Final Report


On 4 September 2016, at about 1655 Western Standard Time, an amateur-built Van’s RV-9A aircraft registered VH-KLV (KLV), departed Albany Airport, Western Australia (WA), for a flight to Jandakot Airport, WA. On board the private flight were a pilot and one passenger.

About 15 minutes into the flight, the pilot observed an oil temperature indication greatly exceeding the normal operating limit, all other engine indications appeared normal. The pilot reduced power to idle and elected to conduct a precautionary landing.

The pilot identified a section of disused road as suitable to conduct the precautionary landing. At about 200 ft above ground level, the pilot detected the aircraft becoming low and applied power. The engine responded briefly before losing all power. The pilot identified that they did not have sufficient height to glide to the disused road. To avoid powerlines located next to the disused road, the pilot elected to fly the aircraft into trees.

The aircraft struck the tree canopy before falling onto the disused road. The aircraft landed nose first before overturning and coming to rest inverted. The pilot and passenger exited through the broken windscreen.

The pilot and passenger sustained minor injuries and the aircraft was substantially damaged.

This incident highlights the importance of actively managing an emergency situation. Once an engine malfunction is identified it is important to consider that remaining power may be inconsistent and unreliable.

The US Federal Aviation Administration Airplane flying handbook chapter: Emergency procedures provides information on effective management of precautionary and forced landings.

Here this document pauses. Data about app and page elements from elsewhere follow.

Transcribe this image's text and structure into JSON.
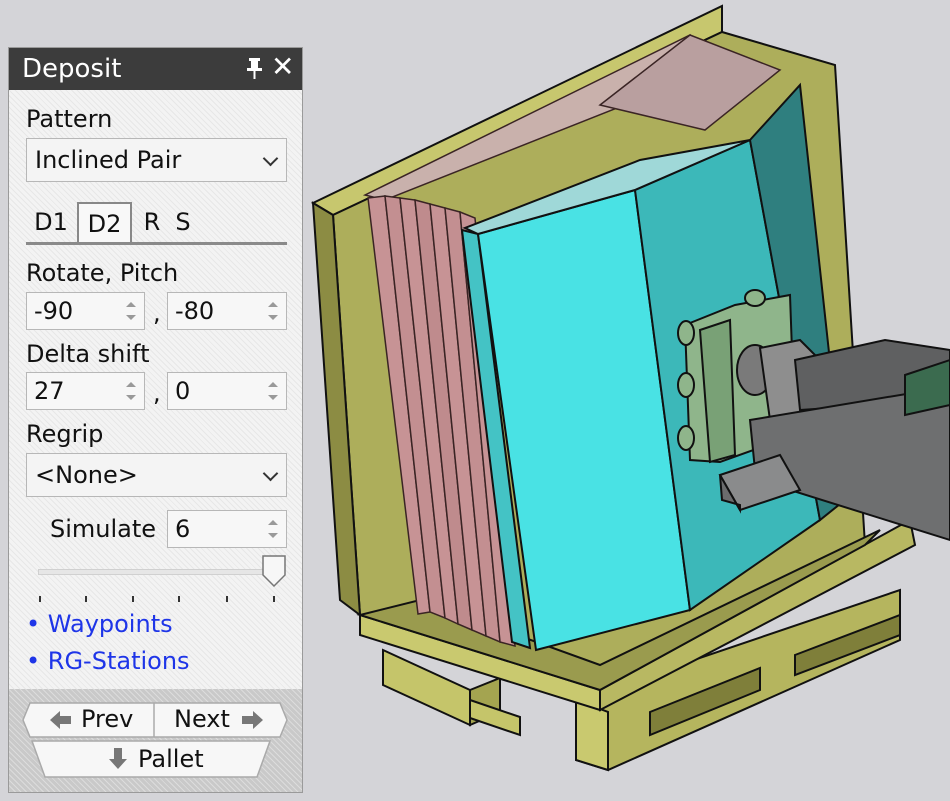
{
  "panel": {
    "title": "Deposit",
    "pattern_label": "Pattern",
    "pattern_value": "Inclined Pair",
    "tabs": [
      "D1",
      "D2",
      "R",
      "S"
    ],
    "active_tab": "D2",
    "rotate_pitch_label": "Rotate, Pitch",
    "rotate_value": "-90",
    "pitch_value": "-80",
    "delta_shift_label": "Delta shift",
    "delta_x_value": "27",
    "delta_y_value": "0",
    "separator": ",",
    "regrip_label": "Regrip",
    "regrip_value": "<None>",
    "simulate_label": "Simulate",
    "simulate_value": "6",
    "slider_level": 1.0,
    "links": [
      "• Waypoints",
      "• RG-Stations"
    ],
    "prev_label": "Prev",
    "next_label": "Next",
    "pallet_label": "Pallet"
  },
  "icons": {
    "pin": "pin-icon",
    "close": "close-icon",
    "prev": "arrow-left-icon",
    "next": "arrow-right-icon",
    "pallet": "arrow-down-icon"
  },
  "colors": {
    "titlebar": "#3c3c3c",
    "link": "#1e35e8",
    "viewport_bg": "#d4d4d8",
    "pallet": "#a9aa57",
    "box": "#49e2e4",
    "panels": "#c79395",
    "gripper": "#8fb58b",
    "robot": "#5f6061"
  }
}
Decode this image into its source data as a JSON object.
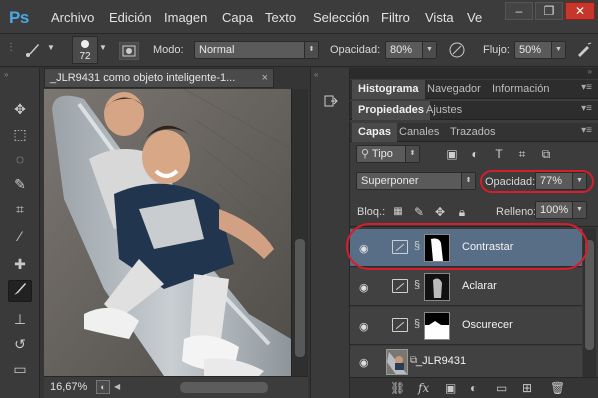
{
  "app": {
    "logo": "Ps"
  },
  "menu": [
    "Archivo",
    "Edición",
    "Imagen",
    "Capa",
    "Texto",
    "Selección",
    "Filtro",
    "Vista",
    "Ve"
  ],
  "window_controls": {
    "minimize": "–",
    "restore": "❐",
    "close": "✕"
  },
  "options_bar": {
    "brush_size": "72",
    "mode_label": "Modo:",
    "mode_value": "Normal",
    "opacity_label": "Opacidad:",
    "opacity_value": "80%",
    "flow_label": "Flujo:",
    "flow_value": "50%"
  },
  "document": {
    "tab_title": "_JLR9431 como objeto inteligente-1...",
    "tab_close": "×",
    "zoom": "16,67%"
  },
  "panels": {
    "row1_tabs": [
      "Histograma",
      "Navegador",
      "Información"
    ],
    "row2_tabs": [
      "Propiedades",
      "Ajustes"
    ],
    "row3_tabs": [
      "Capas",
      "Canales",
      "Trazados"
    ],
    "filter_kind": "Tipo",
    "blend_mode": "Superponer",
    "opacity_label": "Opacidad:",
    "opacity_value": "77%",
    "lock_label": "Bloq.:",
    "fill_label": "Relleno:",
    "fill_value": "100%",
    "layers": [
      {
        "name": "Contrastar",
        "selected": true
      },
      {
        "name": "Aclarar",
        "selected": false
      },
      {
        "name": "Oscurecer",
        "selected": false
      },
      {
        "name": "_JLR9431",
        "selected": false
      }
    ]
  },
  "colors": {
    "accent": "#4aa7e6",
    "highlight": "#d71d2a",
    "selected_layer": "#586e86"
  }
}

The RV-9A is not an aerobatic aircraft, however, KLV was fitted with a four-point aerobatic type harness. Four-point harnesses provide superior occupant protection during an accident, in particular when an aircraft overturns. The fitment and use of the four-point harness most likely prevented more serious injuries to the occupants.


Aviation Short Investigations Bulletin - Issue 54

Read report